Though the most common cancer caused by smoking is lung cancer, smokers that have been exposed to asbestos in the past 10 to 50 years shouldn’t always assume that tobacco is the cause. Why? Smokers who have been exposed to asbestos in the past are at greater risk of developing lung cancer because asbestos dust and tobacco actually work together to multiply the danger. In fact, studies show that the combination of smoking and asbestos exposure poses a greater threat than smoking alone or asbestos exposure alone. It is estimated that the combination of the two toxins makes smokers 50 to 84 times more likely to develop asbestos-related lung cancer.

Symptoms of lung cancer include:

  • A persistent cough that gets worse over time
  • Blood in the sputum (fluid) coughed up from the lungs
  • Difficulty swallowing
  • Fatigue or anemia
  • Loss of appetite
  • Pain or tightening in the chest
  • Shortness of breath, wheezing, or hoarseness
  • Swelling of the neck or face
  • Weight loss

It is important to note that lung cancer causes many of the same symptoms as pleural mesothelioma. This is an aggressive cancer that affects the tissue that surrounds the lungs. Signs and symptoms of pleural mesothelioma include:

  • Chest pain under the rib cage
  • Painful coughing
  • Shortness of breath
  • Unexplained weight loss
  • Unusual lumps of tissue under the skin on your chest

Although studies are uncertain as to whether or not smoking increases the risk of developing mesothelioma, if a smoker has been exposed to asbestos, it’s never safe to assume that lung cancer is the only possible diagnosis. If you worked with asbestos in the past (smoker or not), see your doctor right away. It could be mesothelioma.

Sources

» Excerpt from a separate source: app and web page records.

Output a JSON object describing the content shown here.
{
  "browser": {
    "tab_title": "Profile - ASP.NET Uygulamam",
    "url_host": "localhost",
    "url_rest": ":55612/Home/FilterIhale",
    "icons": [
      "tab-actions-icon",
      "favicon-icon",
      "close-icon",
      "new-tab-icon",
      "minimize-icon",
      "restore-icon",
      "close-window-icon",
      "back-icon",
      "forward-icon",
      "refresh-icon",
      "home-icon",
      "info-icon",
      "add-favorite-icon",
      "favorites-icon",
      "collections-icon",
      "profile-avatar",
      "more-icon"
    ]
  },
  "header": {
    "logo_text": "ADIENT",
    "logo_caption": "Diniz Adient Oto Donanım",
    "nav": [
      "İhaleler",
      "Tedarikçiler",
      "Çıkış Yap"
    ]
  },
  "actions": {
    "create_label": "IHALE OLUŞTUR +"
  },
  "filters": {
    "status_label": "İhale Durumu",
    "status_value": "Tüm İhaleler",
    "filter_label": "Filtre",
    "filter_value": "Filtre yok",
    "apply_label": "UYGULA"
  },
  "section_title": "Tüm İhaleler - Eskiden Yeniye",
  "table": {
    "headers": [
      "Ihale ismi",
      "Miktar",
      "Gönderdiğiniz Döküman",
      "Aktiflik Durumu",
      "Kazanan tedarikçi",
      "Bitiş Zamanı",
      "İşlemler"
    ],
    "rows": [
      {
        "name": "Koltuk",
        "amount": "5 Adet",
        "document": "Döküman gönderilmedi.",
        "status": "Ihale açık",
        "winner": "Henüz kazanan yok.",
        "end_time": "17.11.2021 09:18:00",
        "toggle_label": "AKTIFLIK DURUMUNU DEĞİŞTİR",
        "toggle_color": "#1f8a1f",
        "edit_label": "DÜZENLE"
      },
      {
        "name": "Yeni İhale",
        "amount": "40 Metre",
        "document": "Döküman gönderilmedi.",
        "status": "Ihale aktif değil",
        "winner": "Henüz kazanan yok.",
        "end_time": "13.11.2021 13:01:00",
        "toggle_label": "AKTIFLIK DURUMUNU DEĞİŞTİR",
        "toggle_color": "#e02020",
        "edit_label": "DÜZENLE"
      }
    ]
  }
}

"Asbestos Exposure and Cancer Risk." National Cancer Institute (NCI). U.S. Department of Health and Human Services (HHS), National Institutes of Health (NIH), 2017. Web. 18 Apr. 2017.

"Diseases and Conditions: Mesothelioma." Mayo Clinic. Mayo Foundation for Medical Education and Research (MFMER), 1998-2017. Web. 18 Apr. 2017.

"Harms of Cigarette Smoking and Health Benefits of Quitting." National Cancer Institute (NCI). U.S. Department of Health and Human Services (HHS), National Institutes of Health (NIH), 2017. Web. 18 Apr. 2017.

"Mesothelioma: Risk Factors." Cancer.Net. American Society of Clinical Oncology (ASCO), 03 Aug. 2016. Web. 18 Apr. 2017.

Reece, Alex. "Killer in Our Midst." PressReader.com. USA Today, 21 Feb. 2017. Web. 18 Apr. 2017.

"What Causes Non-Small Cell Lung Cancer?" American Cancer Society. American Cancer Society, Inc., 2017. Web. 18 Apr. 2017.